Web accessibility is about creating websites, tools, and technologies that are usable by all people, regardless of any disabilities. Whether users have visual, motor, auditory, speech, or no disabilities at all, they should be able to access and get information online, especially with the way the web has progressed.
The common misconception is that making a website accessible requires extra time, can be expensive, and difficult. But that’s not necessarily the case. To avoid the time and costs of repairing an inaccessible website, building for accessibility should happen at the beginning of the development process.
There’s a strong business case for designing for accessibility: studies show that accessible websites reach a larger market, are SEO friendly, and demonstrate a brand’s commitment to an inclusive responsibility. Businesses who integrate accessible design patterns into their processes understand the need for equal access. Google and other market leaders have shown how designing for accessibility can give them a competitive advantage.
The following tips and guidelines can help bring your websites closer to the Web Content Accessibility Guidelines (WCAG).
Types of Disabilities
When thinking about the web and users with disabilities, we often mention users with “permanent” disabilities, like blindness or deafness. But there are two other disability groups to consider as well: “temporary” and “situational”. Microsoft’s design team outlines these as different personas. Consider an amputee (permanent) versus someone whose arm is in a sling (temporary) or a person who’s using one arm to carry five bags (situational). If we include temporary and situational disabilities, the amount of users that would benefit from accessible patterns goes up from 0.01% to 7%.
Driving a car is a good example of a situational disability. 10% of fatal crashes and 15% of injury-related crashes are caused by distracted drivers. If companies cannot prevent drivers from driving distracted, are there ways they can build their applications to promote safer driving habits? For example, Spotify has recently introduced what they call “Car Mode” in their mobile application when the user’s phone connects to their car via bluetooth. The result is an application with exaggerated button sizes, no images, large text, and less cognitive noise on the user.
By thinking with this perspective, Spotify has significantly improved a large pitfall with their application that has real-life implications.
We can better impact usability and reach a broader audience by simply being more inclusive and considering a wider range of disabilities.
Images are a big portion of many websites, and choosing the right formats and sizes are important to making sure your website is accessible. Page speed is a component of accessibility because it decides how long it takes for a website to become interactable, and websites need to consider that their visitors are accessing from a variety of networks. While it may take a second for a website to load on your laptop, it could take five times as long for someone to access the same site using 3G on their mobile device, and this loading speed could be the difference between keeping or losing a new customer. While there are many ways to increase page speed, optimizing images are the quickest and easiest way to make an improvement.

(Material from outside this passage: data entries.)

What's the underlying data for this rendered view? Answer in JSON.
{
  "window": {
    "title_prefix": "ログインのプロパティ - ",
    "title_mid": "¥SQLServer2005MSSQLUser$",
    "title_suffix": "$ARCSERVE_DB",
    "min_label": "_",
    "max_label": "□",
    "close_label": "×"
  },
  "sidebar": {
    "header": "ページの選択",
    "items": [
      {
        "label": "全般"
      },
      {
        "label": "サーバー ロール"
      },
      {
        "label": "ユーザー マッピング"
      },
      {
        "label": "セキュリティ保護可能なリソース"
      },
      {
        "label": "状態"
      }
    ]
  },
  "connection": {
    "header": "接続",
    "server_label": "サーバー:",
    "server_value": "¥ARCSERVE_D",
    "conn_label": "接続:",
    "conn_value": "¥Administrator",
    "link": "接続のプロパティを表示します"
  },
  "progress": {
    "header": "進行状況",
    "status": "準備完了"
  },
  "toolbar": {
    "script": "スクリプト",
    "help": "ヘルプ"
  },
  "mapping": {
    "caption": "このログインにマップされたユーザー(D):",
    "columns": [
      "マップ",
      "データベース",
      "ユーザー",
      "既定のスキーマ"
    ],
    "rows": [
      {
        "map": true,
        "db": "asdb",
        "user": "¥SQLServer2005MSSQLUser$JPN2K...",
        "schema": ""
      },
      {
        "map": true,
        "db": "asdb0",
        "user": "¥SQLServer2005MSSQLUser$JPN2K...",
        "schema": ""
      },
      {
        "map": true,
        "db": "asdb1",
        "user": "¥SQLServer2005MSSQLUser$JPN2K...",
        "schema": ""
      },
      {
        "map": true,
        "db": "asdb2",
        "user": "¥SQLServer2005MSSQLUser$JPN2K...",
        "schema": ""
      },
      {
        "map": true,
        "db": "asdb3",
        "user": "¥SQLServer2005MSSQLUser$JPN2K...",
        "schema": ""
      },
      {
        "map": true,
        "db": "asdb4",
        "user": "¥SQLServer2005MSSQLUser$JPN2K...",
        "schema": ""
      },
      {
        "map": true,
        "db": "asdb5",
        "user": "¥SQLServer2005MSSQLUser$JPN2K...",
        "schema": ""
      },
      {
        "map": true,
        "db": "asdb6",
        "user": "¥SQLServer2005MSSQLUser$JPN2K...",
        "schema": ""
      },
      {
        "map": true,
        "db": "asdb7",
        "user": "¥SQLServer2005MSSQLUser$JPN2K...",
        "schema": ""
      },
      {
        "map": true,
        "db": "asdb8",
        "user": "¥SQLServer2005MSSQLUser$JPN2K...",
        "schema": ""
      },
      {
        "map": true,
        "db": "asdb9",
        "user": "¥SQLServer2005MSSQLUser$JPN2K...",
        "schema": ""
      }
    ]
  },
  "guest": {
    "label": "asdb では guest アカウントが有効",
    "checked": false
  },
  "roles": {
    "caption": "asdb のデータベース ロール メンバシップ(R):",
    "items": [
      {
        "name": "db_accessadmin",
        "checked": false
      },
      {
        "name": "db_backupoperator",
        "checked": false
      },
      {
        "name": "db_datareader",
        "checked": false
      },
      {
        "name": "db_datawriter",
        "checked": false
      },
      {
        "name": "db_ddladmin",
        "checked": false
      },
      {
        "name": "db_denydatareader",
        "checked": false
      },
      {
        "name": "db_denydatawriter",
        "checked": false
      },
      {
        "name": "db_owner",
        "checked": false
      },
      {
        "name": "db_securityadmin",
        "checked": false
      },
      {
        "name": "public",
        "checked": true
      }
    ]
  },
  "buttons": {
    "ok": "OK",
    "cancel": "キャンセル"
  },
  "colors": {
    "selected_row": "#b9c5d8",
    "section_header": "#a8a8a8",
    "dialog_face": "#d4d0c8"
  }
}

There are two types of images, raster and vector. Raster images are created using pixels, and cannot be scaled without either a loss in quality or poor optimization. An example of a raster image would be a photograph taken with a camera. Vector images are not composed of pixels but with shapes, and so they are easily scalable. They can even be altered and animated without having to re-export the image. The most popular image formats for the web would be JPEG and PNG, which are raster based, and SVG, which are vector based. We suggest PNG files only when you require a transparent background for your image, and defaulting to JPEG which typically has a smaller file size. SVG can be used for graphics based on shapes and text, such as icons, logos, and graphs.
Exporting your images to match the size they will be rendered will also help keep the images optimized. It is poor practice to export an image at 1920x1080 if it’s only going to be displayed in a section that is 500 pixels wide. While there is no limit to how big an image can be on a web page, we recommend keeping them all under 300kb for optimal load times. If you have an image heavy website, you may be surprised how big a difference image optimization can make.
For people who are unable to see the graphics or cannot load them on their device, it is important to give each image an Alt tag, which is a description of the image that will appear on screen readers or will display on the page in place of the image if it’s not loaded. Alt tags should give a very brief description of what is being depicted in the image so that the user has all the information they need to understand the content.
How to Measure Accessibility
Currently, there are various automatic tools that will provide information about how accessible a site is. One we like in particular is web.dev. Web.dev is a good resource developers and agencies can utilize to help build for the modern web. They provide a tool that will measure how well a site will support its users. Then, it will provide areas where to improve based on things like performance, accessibility, best practices, and SEO, and immediate steps to increase metrics. Simply visit their website, and enter the URL you want to test.
Web accessibility is a broad topic that may sound daunting to delve into, but we hope that this information will help you understand the effect that it has on your website. These stepping stones and resources we provided are a great way to analyze your websites and begin thinking about how users interact with them. There are always ways to improve a site to make it more accessible, and the better the user experience, the more likely users will want to return. ◆
Graphics from Icons8.